#### EXERCISE BRIEF:
Set down exactly the lines in the records below that run from the line with "Extract the structured" to the line with "What's the underlying", inclusive, and nothing more.

#### INFORMATION:
╭──

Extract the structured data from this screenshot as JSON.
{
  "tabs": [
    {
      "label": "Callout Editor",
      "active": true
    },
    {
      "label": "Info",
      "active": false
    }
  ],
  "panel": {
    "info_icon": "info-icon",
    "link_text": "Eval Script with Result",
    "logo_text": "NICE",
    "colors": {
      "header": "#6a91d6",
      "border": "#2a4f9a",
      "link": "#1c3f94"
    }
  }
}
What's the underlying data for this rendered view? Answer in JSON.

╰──
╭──

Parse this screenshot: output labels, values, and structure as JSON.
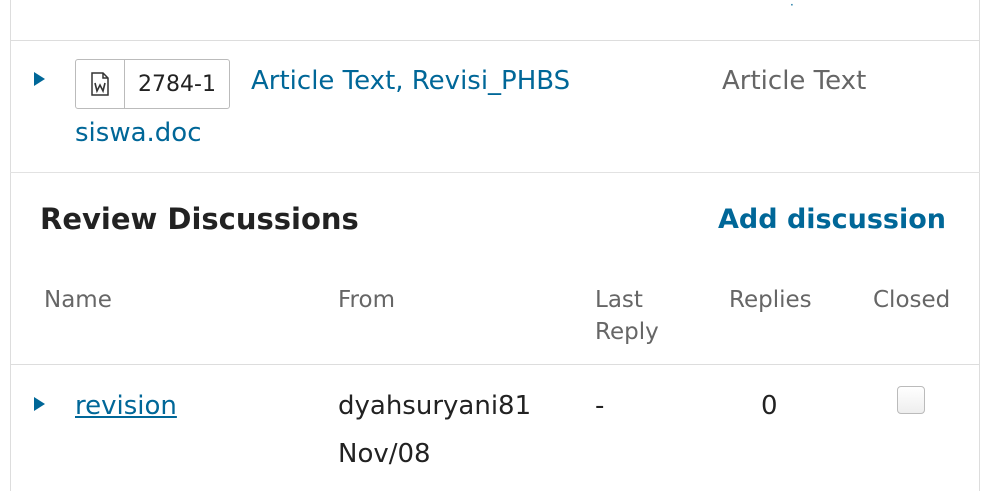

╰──

#### REPLY:
Extract the structured data from this screenshot as JSON.
{
  "tabs": [
    {
      "label": "Callout Editor",
      "active": true
    },
    {
      "label": "Info",
      "active": false
    }
  ],
  "panel": {
    "info_icon": "info-icon",
    "link_text": "Eval Script with Result",
    "logo_text": "NICE",
    "colors": {
      "header": "#6a91d6",
      "border": "#2a4f9a",
      "link": "#1c3f94"
    }
  }
}
What's the underlying data for this rendered view? Answer in JSON.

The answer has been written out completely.